(Record excerpts Opens)

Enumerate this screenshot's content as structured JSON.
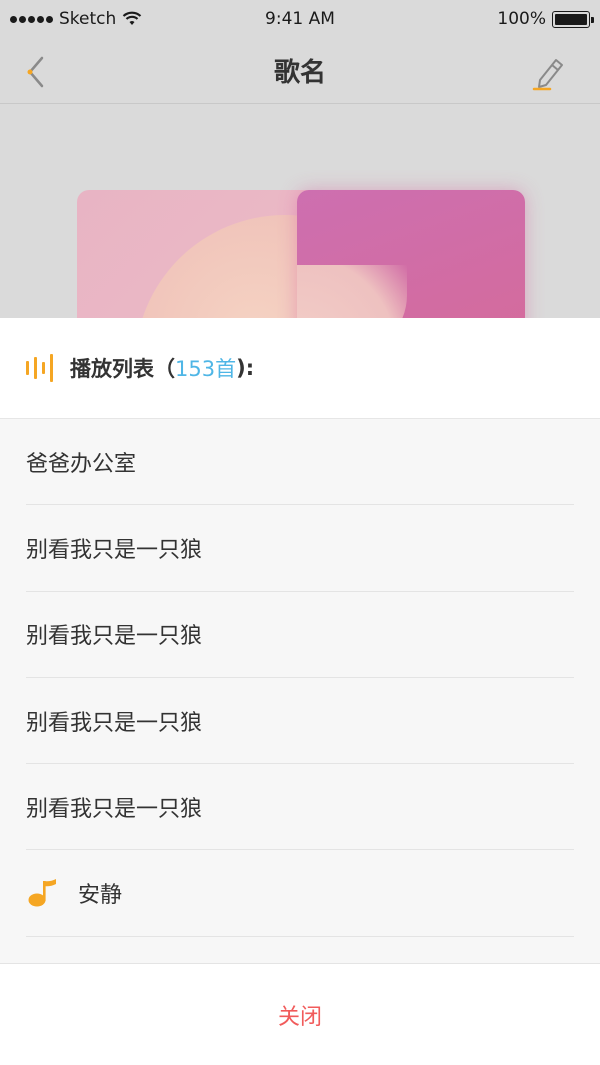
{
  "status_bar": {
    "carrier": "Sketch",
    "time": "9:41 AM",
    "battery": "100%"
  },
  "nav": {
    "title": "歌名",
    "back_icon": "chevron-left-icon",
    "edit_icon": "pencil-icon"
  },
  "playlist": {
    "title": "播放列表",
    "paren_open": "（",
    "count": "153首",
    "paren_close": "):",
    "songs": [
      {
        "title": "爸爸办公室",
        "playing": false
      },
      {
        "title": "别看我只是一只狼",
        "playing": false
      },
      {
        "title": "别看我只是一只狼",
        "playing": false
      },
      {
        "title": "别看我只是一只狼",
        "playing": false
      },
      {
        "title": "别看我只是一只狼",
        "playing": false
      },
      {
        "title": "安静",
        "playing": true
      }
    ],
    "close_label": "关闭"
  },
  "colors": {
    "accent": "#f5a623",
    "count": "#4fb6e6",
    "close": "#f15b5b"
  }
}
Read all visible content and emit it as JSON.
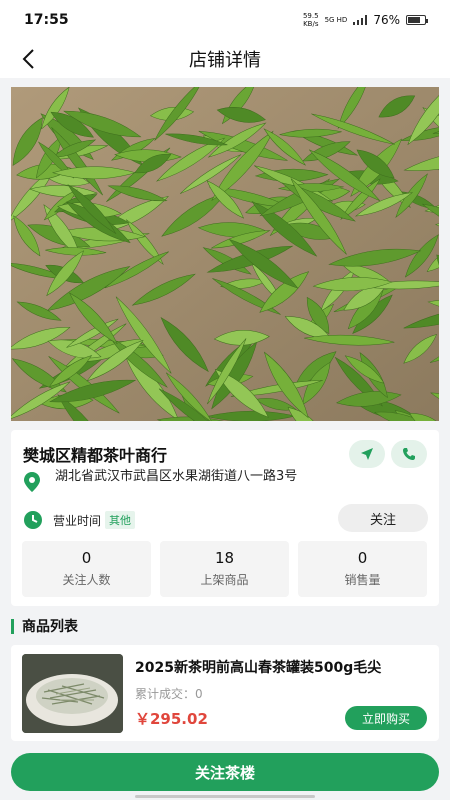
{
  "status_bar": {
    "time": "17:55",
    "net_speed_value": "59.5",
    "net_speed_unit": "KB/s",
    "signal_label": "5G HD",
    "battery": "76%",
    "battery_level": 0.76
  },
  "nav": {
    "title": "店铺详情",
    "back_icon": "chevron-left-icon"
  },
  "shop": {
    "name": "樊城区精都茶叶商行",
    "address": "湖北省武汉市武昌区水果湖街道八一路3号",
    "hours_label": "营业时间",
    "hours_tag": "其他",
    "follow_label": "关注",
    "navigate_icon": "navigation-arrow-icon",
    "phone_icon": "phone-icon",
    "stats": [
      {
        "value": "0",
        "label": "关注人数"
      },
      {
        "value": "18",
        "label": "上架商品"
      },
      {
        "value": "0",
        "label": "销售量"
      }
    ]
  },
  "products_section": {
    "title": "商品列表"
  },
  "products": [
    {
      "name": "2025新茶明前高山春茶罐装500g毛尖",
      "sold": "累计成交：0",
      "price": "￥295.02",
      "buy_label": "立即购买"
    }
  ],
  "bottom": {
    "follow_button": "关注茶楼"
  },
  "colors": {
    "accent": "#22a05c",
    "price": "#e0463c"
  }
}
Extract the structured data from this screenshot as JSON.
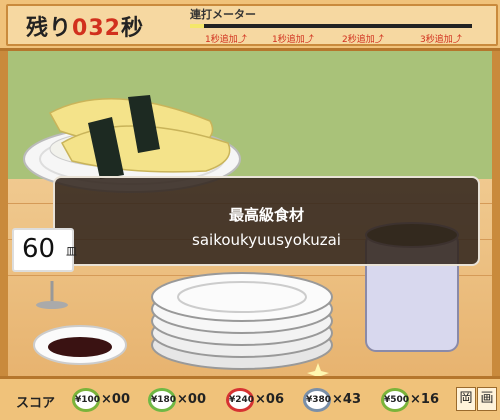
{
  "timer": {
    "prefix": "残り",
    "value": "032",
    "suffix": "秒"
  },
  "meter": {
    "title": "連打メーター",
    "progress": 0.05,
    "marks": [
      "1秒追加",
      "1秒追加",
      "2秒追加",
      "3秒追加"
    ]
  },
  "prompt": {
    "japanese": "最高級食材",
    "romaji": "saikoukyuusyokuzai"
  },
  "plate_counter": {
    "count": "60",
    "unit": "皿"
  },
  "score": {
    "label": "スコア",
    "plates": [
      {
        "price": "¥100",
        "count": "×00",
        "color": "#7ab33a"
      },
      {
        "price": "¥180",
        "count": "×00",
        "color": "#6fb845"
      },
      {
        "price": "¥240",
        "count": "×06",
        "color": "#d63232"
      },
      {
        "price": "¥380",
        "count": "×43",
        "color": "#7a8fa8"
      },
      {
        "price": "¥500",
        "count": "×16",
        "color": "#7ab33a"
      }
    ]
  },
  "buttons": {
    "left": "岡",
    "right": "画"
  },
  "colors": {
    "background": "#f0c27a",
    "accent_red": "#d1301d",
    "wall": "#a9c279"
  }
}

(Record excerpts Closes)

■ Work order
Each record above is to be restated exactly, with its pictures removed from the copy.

■ Exercise answer
Enumerate this screenshot's content as structured JSON.
{
  "status_bar": {
    "carrier": "Sketch",
    "time": "9:41 AM",
    "battery": "100%"
  },
  "nav": {
    "title": "歌名",
    "back_icon": "chevron-left-icon",
    "edit_icon": "pencil-icon"
  },
  "playlist": {
    "title": "播放列表",
    "paren_open": "（",
    "count": "153首",
    "paren_close": "):",
    "songs": [
      {
        "title": "爸爸办公室",
        "playing": false
      },
      {
        "title": "别看我只是一只狼",
        "playing": false
      },
      {
        "title": "别看我只是一只狼",
        "playing": false
      },
      {
        "title": "别看我只是一只狼",
        "playing": false
      },
      {
        "title": "别看我只是一只狼",
        "playing": false
      },
      {
        "title": "安静",
        "playing": true
      }
    ],
    "close_label": "关闭"
  },
  "colors": {
    "accent": "#f5a623",
    "count": "#4fb6e6",
    "close": "#f15b5b"
  }
}
Read all visible content and emit it as JSON.
{
  "status_bar": {
    "time": "17:55",
    "net_speed_value": "59.5",
    "net_speed_unit": "KB/s",
    "signal_label": "5G HD",
    "battery": "76%",
    "battery_level": 0.76
  },
  "nav": {
    "title": "店铺详情",
    "back_icon": "chevron-left-icon"
  },
  "shop": {
    "name": "樊城区精都茶叶商行",
    "address": "湖北省武汉市武昌区水果湖街道八一路3号",
    "hours_label": "营业时间",
    "hours_tag": "其他",
    "follow_label": "关注",
    "navigate_icon": "navigation-arrow-icon",
    "phone_icon": "phone-icon",
    "stats": [
      {
        "value": "0",
        "label": "关注人数"
      },
      {
        "value": "18",
        "label": "上架商品"
      },
      {
        "value": "0",
        "label": "销售量"
      }
    ]
  },
  "products_section": {
    "title": "商品列表"
  },
  "products": [
    {
      "name": "2025新茶明前高山春茶罐装500g毛尖",
      "sold": "累计成交：0",
      "price": "￥295.02",
      "buy_label": "立即购买"
    }
  ],
  "bottom": {
    "follow_button": "关注茶楼"
  },
  "colors": {
    "accent": "#22a05c",
    "price": "#e0463c"
  }
}
Extract the structured data from this screenshot as JSON.
{
  "timer": {
    "prefix": "残り",
    "value": "032",
    "suffix": "秒"
  },
  "meter": {
    "title": "連打メーター",
    "progress": 0.05,
    "marks": [
      "1秒追加",
      "1秒追加",
      "2秒追加",
      "3秒追加"
    ]
  },
  "prompt": {
    "japanese": "最高級食材",
    "romaji": "saikoukyuusyokuzai"
  },
  "plate_counter": {
    "count": "60",
    "unit": "皿"
  },
  "score": {
    "label": "スコア",
    "plates": [
      {
        "price": "¥100",
        "count": "×00",
        "color": "#7ab33a"
      },
      {
        "price": "¥180",
        "count": "×00",
        "color": "#6fb845"
      },
      {
        "price": "¥240",
        "count": "×06",
        "color": "#d63232"
      },
      {
        "price": "¥380",
        "count": "×43",
        "color": "#7a8fa8"
      },
      {
        "price": "¥500",
        "count": "×16",
        "color": "#7ab33a"
      }
    ]
  },
  "buttons": {
    "left": "岡",
    "right": "画"
  },
  "colors": {
    "background": "#f0c27a",
    "accent_red": "#d1301d",
    "wall": "#a9c279"
  }
}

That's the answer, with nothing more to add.